5. Sometimes spending silence with someone is more meaningful. Newsflash: I like silence. Sometimes I lie on my bed and stare at the ceiling for a while, contemplating any thoughts that wander into my head. It's quiet. It's peaceful. It's just me and my thoughts (and God, of course). And that's okay. We live in a world that insists that we must be attached at the hip to our phones, tablets, computers, iPods, etc. Personally, I hate electronics. They're useful sometimes, sure, but overall, I hate them. 

      That being said, one of my favorite memories (so far) from this year is going stargazing with my boyfriend. And yes, that's as nerdy as it sounds. For a good fifteen or twenty minutes, we just looked up at the stars and said nothing. You know that deafening silence that gets into your head and your bones and gets so thick you could cut it with a knife? That's what we experienced. There was no wind. No car sounds in the background. No dogs, no people. Just .... silence. And it's one of the most vivid experiences in my recent memory. There are some things that words just can't cover. Staring up at the Milky Way galaxy -- our galaxy, created some six-thousand years ago by the same God who knit us together in our mother's wombs and knows every intimate detail of our lives -- brought me to my knees. (Okay, well, I was already on my back, but you know what I mean.) That's what I love about space. It's the only part of Creation that's still perfect. It's untouched (mostly) by humankind, and there is an unfathomable amount of information we will never learn about the universe. God knows it all. He made it all. He made us. And He was with us that night as we looked up at His glorious handiwork. 

6. I don't deserve this. Life was rough in high school. I won't go into any details, but let's just say I was glad to leave.

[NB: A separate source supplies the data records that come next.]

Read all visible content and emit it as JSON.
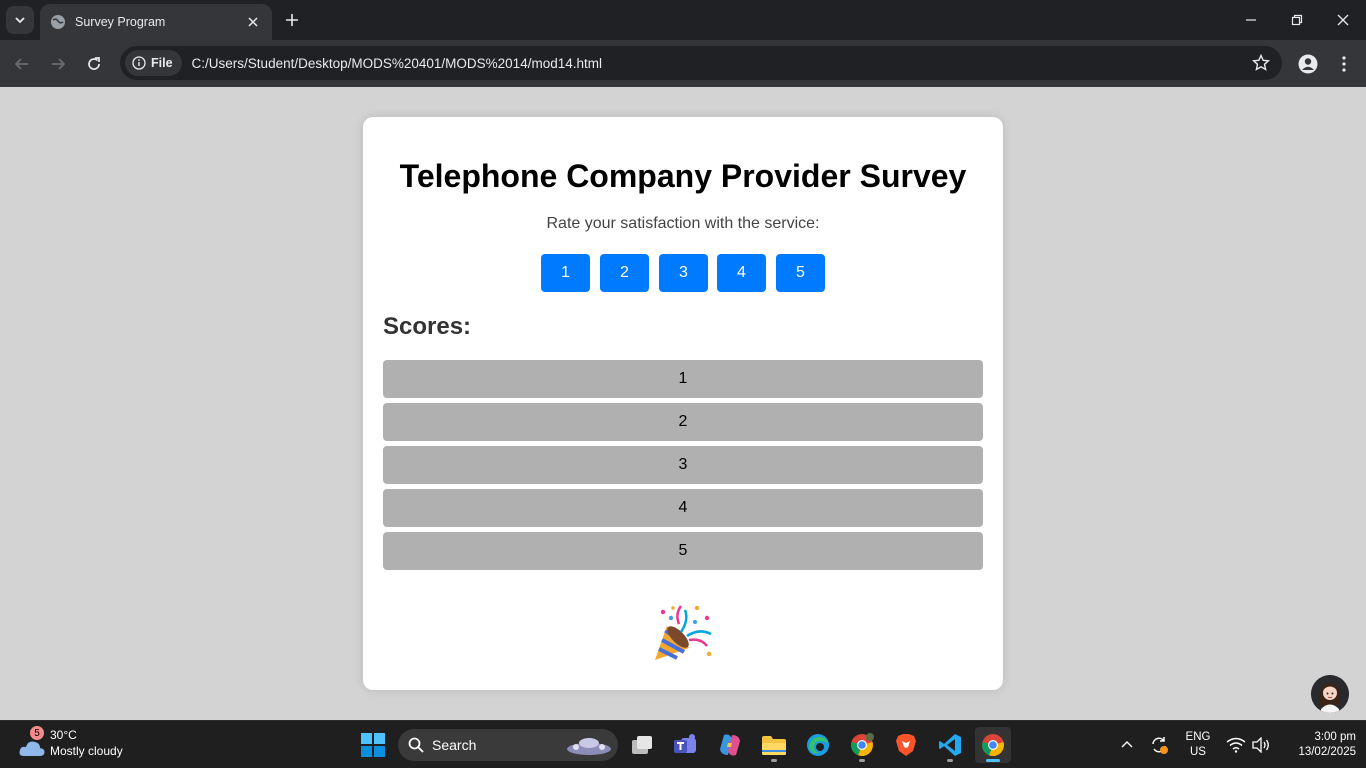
{
  "browser": {
    "tab_title": "Survey Program",
    "site_chip": "File",
    "url": "C:/Users/Student/Desktop/MODS%20401/MODS%2014/mod14.html"
  },
  "page": {
    "title": "Telephone Company Provider Survey",
    "prompt": "Rate your satisfaction with the service:",
    "rating_buttons": [
      "1",
      "2",
      "3",
      "4",
      "5"
    ],
    "scores_heading": "Scores:",
    "scores": [
      "1",
      "2",
      "3",
      "4",
      "5"
    ],
    "celebration_icon": "party-popper-icon"
  },
  "colors": {
    "accent": "#007bff",
    "score_row": "#b0b0b0",
    "page_bg": "#d3d3d3"
  },
  "taskbar": {
    "weather": {
      "badge": "5",
      "temp": "30°C",
      "desc": "Mostly cloudy"
    },
    "search_label": "Search",
    "language": {
      "line1": "ENG",
      "line2": "US"
    },
    "clock": {
      "time": "3:00 pm",
      "date": "13/02/2025"
    }
  }
}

I hated college at first, too, and to be honest, I was so bewildered and confused by this new stage in life that I pretty much gave up the relationship with God that I used to cherish so deeply. I'm still working on regaining it. I was angry and bitter about a lot of things, and I retreated into myself that first year. 

         But one thing I know, absolutely, without question, is that I do not deserve the life I now have. I have an amazing, understanding, witty, beautiful best friend who never fails to make me laugh or encourage me when I have a bad day. I have a boyfriend that astounds me with his kindness, respect, sincerity, and devotion to God. I could not ask for better people to have in my life. They constantly lift me up, affirm that I am loved, and have such amazing patience with me and all of my shortcomings. The more time I spend with my friends, the more I realize how richly God has blessed me. In fact, I struggle with feeling guilty about it. I shouldn't; I mean, if God wants to shower me with blessings, I should embrace it, right? But I don't feel worthy, and sometimes (like right now as I reflect of all of these things), I feel like crying because I can't understand why He would allow me to have such a wonderful season of life when I obviously don't deserve it. 

All that being said, this year has been a life-changing one so far. And it's only February! I'm still a bit dazed by everything that has happened. Sometimes I wonder if pinching myself would wake me up. There have been so many changes that I'm still struggling to keep pace, but I know that God has my best interests at heart, and that no matter what His will for my life might be, it will be beautiful. 


  1. It's nice to see what's going on in your head. :)

  2. Thanks for reading! I appreciate it.

  3. Precious Beth, you so deserve every beautiful and wonderful thing that is happening in your life - enjoy, enjoy, enjoy!